(Excerpts from an interface dataset)
* * * *

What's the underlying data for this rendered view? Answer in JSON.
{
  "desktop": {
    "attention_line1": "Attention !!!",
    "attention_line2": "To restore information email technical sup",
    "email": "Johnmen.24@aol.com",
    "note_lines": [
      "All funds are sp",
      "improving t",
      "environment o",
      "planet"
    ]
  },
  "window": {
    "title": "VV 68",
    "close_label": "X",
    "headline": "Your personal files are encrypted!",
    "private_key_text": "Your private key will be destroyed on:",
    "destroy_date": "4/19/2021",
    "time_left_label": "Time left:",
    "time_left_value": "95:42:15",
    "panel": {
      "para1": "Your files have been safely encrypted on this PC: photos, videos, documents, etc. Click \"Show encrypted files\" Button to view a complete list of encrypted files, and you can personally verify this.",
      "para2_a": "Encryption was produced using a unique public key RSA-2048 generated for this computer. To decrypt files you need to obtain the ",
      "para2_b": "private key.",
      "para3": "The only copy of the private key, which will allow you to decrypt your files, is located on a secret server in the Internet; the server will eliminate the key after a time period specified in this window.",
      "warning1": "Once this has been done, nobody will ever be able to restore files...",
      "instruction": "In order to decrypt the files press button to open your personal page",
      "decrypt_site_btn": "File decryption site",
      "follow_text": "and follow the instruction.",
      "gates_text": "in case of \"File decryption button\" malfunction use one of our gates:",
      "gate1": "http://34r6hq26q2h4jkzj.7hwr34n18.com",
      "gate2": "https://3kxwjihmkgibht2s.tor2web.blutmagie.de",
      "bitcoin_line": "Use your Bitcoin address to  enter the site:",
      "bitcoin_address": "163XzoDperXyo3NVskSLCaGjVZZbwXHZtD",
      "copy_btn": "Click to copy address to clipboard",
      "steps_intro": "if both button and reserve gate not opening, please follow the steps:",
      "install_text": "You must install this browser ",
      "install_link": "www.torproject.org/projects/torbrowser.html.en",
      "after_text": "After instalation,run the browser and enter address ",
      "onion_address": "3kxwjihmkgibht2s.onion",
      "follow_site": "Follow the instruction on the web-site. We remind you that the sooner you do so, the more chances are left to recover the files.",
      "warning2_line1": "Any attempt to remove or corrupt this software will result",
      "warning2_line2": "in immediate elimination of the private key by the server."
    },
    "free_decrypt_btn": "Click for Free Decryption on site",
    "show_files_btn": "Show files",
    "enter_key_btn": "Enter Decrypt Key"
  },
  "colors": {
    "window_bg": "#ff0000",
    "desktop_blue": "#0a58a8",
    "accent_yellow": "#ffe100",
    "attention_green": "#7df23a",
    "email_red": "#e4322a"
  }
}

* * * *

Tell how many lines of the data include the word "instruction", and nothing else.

3